▶ _THE DATA_:
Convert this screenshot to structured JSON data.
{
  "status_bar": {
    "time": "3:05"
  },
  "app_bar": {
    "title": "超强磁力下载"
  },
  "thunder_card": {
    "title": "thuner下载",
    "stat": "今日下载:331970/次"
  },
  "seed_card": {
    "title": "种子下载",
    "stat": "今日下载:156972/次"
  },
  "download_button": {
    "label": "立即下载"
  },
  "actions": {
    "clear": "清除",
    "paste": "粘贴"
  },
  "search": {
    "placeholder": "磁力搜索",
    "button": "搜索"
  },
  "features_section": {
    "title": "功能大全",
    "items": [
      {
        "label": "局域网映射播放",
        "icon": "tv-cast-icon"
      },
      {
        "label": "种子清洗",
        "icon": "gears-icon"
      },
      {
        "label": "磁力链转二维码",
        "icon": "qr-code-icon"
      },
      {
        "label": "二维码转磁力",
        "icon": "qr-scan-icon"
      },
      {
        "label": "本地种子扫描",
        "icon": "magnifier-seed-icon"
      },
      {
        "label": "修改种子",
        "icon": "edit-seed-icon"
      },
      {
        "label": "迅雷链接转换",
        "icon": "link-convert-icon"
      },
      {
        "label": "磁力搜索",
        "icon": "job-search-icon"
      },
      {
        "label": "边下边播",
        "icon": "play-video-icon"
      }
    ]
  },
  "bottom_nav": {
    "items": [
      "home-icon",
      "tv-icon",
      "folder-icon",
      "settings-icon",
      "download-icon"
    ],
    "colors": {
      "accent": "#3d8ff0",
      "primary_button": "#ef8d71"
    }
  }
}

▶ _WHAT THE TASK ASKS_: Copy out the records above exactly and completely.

▶ _SOLUTION TO THIS TASK_:
Convert this screenshot to structured JSON data.
{
  "status_bar": {
    "time": "3:05"
  },
  "app_bar": {
    "title": "超强磁力下载"
  },
  "thunder_card": {
    "title": "thuner下载",
    "stat": "今日下载:331970/次"
  },
  "seed_card": {
    "title": "种子下载",
    "stat": "今日下载:156972/次"
  },
  "download_button": {
    "label": "立即下载"
  },
  "actions": {
    "clear": "清除",
    "paste": "粘贴"
  },
  "search": {
    "placeholder": "磁力搜索",
    "button": "搜索"
  },
  "features_section": {
    "title": "功能大全",
    "items": [
      {
        "label": "局域网映射播放",
        "icon": "tv-cast-icon"
      },
      {
        "label": "种子清洗",
        "icon": "gears-icon"
      },
      {
        "label": "磁力链转二维码",
        "icon": "qr-code-icon"
      },
      {
        "label": "二维码转磁力",
        "icon": "qr-scan-icon"
      },
      {
        "label": "本地种子扫描",
        "icon": "magnifier-seed-icon"
      },
      {
        "label": "修改种子",
        "icon": "edit-seed-icon"
      },
      {
        "label": "迅雷链接转换",
        "icon": "link-convert-icon"
      },
      {
        "label": "磁力搜索",
        "icon": "job-search-icon"
      },
      {
        "label": "边下边播",
        "icon": "play-video-icon"
      }
    ]
  },
  "bottom_nav": {
    "items": [
      "home-icon",
      "tv-icon",
      "folder-icon",
      "settings-icon",
      "download-icon"
    ],
    "colors": {
      "accent": "#3d8ff0",
      "primary_button": "#ef8d71"
    }
  }
}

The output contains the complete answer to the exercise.